Bates, Swan and Oskner pull off one of the better Lex Luthor stories from the early 80s in Superman 401 (Nov. 84). It was a pleasant surprise after an extremely disappointing issue 400, which saw a huge amount of artists on a messy mish-mash of interpretations of the character.
This issue has a clean and direct story, not to say there aren’t plot twists. Two of Luthor’s recruited goons burst into the WGBS studios as Clark Kent and Lana Lang are anchoring the news, announcing a forthcoming attack by their boss.
Meanwhile, Luthor is making plans with his semi-sentient suit, which flies off on its own.
As Luthor planned, Superman catches up to the two henchmen. The attack they announced was just a ruse, the whole plan was to lure Superman, and allow the suit to capture him.
Superman winds up in the suit itself, but only partly in control of it.
When he heads to Jimmy Olsen to get help, he discovers that the suit makes him look and sound like Luthor. Jimmy does not believe this is really Superman, no matter what he says, and no one else is likely to either.

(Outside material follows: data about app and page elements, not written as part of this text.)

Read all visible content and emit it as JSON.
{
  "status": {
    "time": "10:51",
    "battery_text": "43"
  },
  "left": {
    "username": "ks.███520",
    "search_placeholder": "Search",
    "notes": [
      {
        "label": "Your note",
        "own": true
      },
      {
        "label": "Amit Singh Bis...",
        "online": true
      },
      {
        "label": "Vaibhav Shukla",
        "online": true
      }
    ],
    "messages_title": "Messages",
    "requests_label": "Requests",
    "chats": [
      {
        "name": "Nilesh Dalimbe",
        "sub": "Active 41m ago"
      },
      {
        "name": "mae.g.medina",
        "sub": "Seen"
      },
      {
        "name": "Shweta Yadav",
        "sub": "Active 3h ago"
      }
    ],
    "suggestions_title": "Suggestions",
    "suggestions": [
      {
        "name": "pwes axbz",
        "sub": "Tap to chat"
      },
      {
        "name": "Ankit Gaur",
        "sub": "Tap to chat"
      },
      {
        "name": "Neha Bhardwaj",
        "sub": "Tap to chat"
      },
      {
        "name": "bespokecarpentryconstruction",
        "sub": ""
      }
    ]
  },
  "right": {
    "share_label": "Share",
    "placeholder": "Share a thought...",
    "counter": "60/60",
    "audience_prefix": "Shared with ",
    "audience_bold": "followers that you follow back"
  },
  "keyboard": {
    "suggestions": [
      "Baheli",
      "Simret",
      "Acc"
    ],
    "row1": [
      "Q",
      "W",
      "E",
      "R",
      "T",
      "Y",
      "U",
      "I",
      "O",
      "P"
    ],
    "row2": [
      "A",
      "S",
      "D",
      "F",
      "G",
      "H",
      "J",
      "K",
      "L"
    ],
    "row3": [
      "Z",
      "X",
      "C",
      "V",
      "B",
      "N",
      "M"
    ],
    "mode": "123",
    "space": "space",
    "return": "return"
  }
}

But the story takes a twist when a giant alien warrior shows up, going on a rampage and challenging Superman. Superman fights the guy, even though to the rest of the world it looks like Luthor is the one standing up to him. Lex himself is furious, as it appears he is fighting on behalf of Superman, and he releases the hero from the super-suit, calling it back.
And that was exactly what Supergirl intended. When Superman was a Jimmy’s, he used the suit to burn an explanation, written in Kryptonian, into the wall. Jimmy realized Superman really was in the suit, contacted Supergirl, and they devised the plan, playing on Lex’s ego.
A good evil scheme, and a good resolution.